(RECORDS FOR PROCESSING begins)
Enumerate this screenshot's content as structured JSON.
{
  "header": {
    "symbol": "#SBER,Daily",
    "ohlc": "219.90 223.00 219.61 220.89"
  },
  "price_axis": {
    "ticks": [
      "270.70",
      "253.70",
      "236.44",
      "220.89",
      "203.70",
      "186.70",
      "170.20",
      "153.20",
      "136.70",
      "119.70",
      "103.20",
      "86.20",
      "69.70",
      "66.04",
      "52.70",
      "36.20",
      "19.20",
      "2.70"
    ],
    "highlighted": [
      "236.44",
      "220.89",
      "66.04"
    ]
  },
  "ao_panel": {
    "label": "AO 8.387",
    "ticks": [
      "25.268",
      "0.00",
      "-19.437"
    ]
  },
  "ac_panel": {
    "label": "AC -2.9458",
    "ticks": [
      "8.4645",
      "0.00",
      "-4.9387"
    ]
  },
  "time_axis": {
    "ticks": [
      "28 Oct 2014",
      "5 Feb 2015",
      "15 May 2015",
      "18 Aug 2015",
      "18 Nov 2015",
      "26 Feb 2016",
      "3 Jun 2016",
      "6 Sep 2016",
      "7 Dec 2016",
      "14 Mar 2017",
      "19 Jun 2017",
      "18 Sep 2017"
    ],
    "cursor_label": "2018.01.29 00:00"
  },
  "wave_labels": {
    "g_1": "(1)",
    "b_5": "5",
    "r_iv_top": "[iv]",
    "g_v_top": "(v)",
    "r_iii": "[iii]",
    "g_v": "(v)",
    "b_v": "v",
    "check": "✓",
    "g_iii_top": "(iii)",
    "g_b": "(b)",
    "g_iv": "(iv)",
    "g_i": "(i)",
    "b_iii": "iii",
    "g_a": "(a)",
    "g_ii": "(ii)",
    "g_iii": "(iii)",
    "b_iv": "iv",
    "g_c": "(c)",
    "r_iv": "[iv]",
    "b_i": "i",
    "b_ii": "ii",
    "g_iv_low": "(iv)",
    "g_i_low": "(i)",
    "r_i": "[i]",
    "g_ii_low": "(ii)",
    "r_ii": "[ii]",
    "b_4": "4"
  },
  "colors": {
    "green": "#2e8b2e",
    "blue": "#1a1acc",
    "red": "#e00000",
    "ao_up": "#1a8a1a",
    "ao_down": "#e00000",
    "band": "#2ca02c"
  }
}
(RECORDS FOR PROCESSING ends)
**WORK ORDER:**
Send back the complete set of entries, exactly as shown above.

**PROBLEM SOLUTION:**
Enumerate this screenshot's content as structured JSON.
{
  "header": {
    "symbol": "#SBER,Daily",
    "ohlc": "219.90 223.00 219.61 220.89"
  },
  "price_axis": {
    "ticks": [
      "270.70",
      "253.70",
      "236.44",
      "220.89",
      "203.70",
      "186.70",
      "170.20",
      "153.20",
      "136.70",
      "119.70",
      "103.20",
      "86.20",
      "69.70",
      "66.04",
      "52.70",
      "36.20",
      "19.20",
      "2.70"
    ],
    "highlighted": [
      "236.44",
      "220.89",
      "66.04"
    ]
  },
  "ao_panel": {
    "label": "AO 8.387",
    "ticks": [
      "25.268",
      "0.00",
      "-19.437"
    ]
  },
  "ac_panel": {
    "label": "AC -2.9458",
    "ticks": [
      "8.4645",
      "0.00",
      "-4.9387"
    ]
  },
  "time_axis": {
    "ticks": [
      "28 Oct 2014",
      "5 Feb 2015",
      "15 May 2015",
      "18 Aug 2015",
      "18 Nov 2015",
      "26 Feb 2016",
      "3 Jun 2016",
      "6 Sep 2016",
      "7 Dec 2016",
      "14 Mar 2017",
      "19 Jun 2017",
      "18 Sep 2017"
    ],
    "cursor_label": "2018.01.29 00:00"
  },
  "wave_labels": {
    "g_1": "(1)",
    "b_5": "5",
    "r_iv_top": "[iv]",
    "g_v_top": "(v)",
    "r_iii": "[iii]",
    "g_v": "(v)",
    "b_v": "v",
    "check": "✓",
    "g_iii_top": "(iii)",
    "g_b": "(b)",
    "g_iv": "(iv)",
    "g_i": "(i)",
    "b_iii": "iii",
    "g_a": "(a)",
    "g_ii": "(ii)",
    "g_iii": "(iii)",
    "b_iv": "iv",
    "g_c": "(c)",
    "r_iv": "[iv]",
    "b_i": "i",
    "b_ii": "ii",
    "g_iv_low": "(iv)",
    "g_i_low": "(i)",
    "r_i": "[i]",
    "g_ii_low": "(ii)",
    "r_ii": "[ii]",
    "b_4": "4"
  },
  "colors": {
    "green": "#2e8b2e",
    "blue": "#1a1acc",
    "red": "#e00000",
    "ao_up": "#1a8a1a",
    "ao_down": "#e00000",
    "band": "#2ca02c"
  }
}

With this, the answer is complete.